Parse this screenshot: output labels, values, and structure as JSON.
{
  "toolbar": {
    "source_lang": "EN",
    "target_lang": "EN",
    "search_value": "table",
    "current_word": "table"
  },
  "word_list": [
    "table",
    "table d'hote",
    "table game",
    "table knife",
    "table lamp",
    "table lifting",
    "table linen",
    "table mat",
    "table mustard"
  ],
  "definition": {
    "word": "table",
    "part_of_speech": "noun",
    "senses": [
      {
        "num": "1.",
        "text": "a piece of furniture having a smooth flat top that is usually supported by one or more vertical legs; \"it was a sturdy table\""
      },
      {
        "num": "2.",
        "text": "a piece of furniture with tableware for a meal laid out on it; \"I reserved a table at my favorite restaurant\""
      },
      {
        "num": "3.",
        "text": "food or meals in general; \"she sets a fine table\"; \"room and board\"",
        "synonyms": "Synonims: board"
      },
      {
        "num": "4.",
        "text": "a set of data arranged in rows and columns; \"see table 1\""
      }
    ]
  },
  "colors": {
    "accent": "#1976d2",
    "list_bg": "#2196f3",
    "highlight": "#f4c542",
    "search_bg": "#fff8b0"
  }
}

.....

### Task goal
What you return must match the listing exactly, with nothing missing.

### Solution for this problem
Parse this screenshot: output labels, values, and structure as JSON.
{
  "toolbar": {
    "source_lang": "EN",
    "target_lang": "EN",
    "search_value": "table",
    "current_word": "table"
  },
  "word_list": [
    "table",
    "table d'hote",
    "table game",
    "table knife",
    "table lamp",
    "table lifting",
    "table linen",
    "table mat",
    "table mustard"
  ],
  "definition": {
    "word": "table",
    "part_of_speech": "noun",
    "senses": [
      {
        "num": "1.",
        "text": "a piece of furniture having a smooth flat top that is usually supported by one or more vertical legs; \"it was a sturdy table\""
      },
      {
        "num": "2.",
        "text": "a piece of furniture with tableware for a meal laid out on it; \"I reserved a table at my favorite restaurant\""
      },
      {
        "num": "3.",
        "text": "food or meals in general; \"she sets a fine table\"; \"room and board\"",
        "synonyms": "Synonims: board"
      },
      {
        "num": "4.",
        "text": "a set of data arranged in rows and columns; \"see table 1\""
      }
    ]
  },
  "colors": {
    "accent": "#1976d2",
    "list_bg": "#2196f3",
    "highlight": "#f4c542",
    "search_bg": "#fff8b0"
  }
}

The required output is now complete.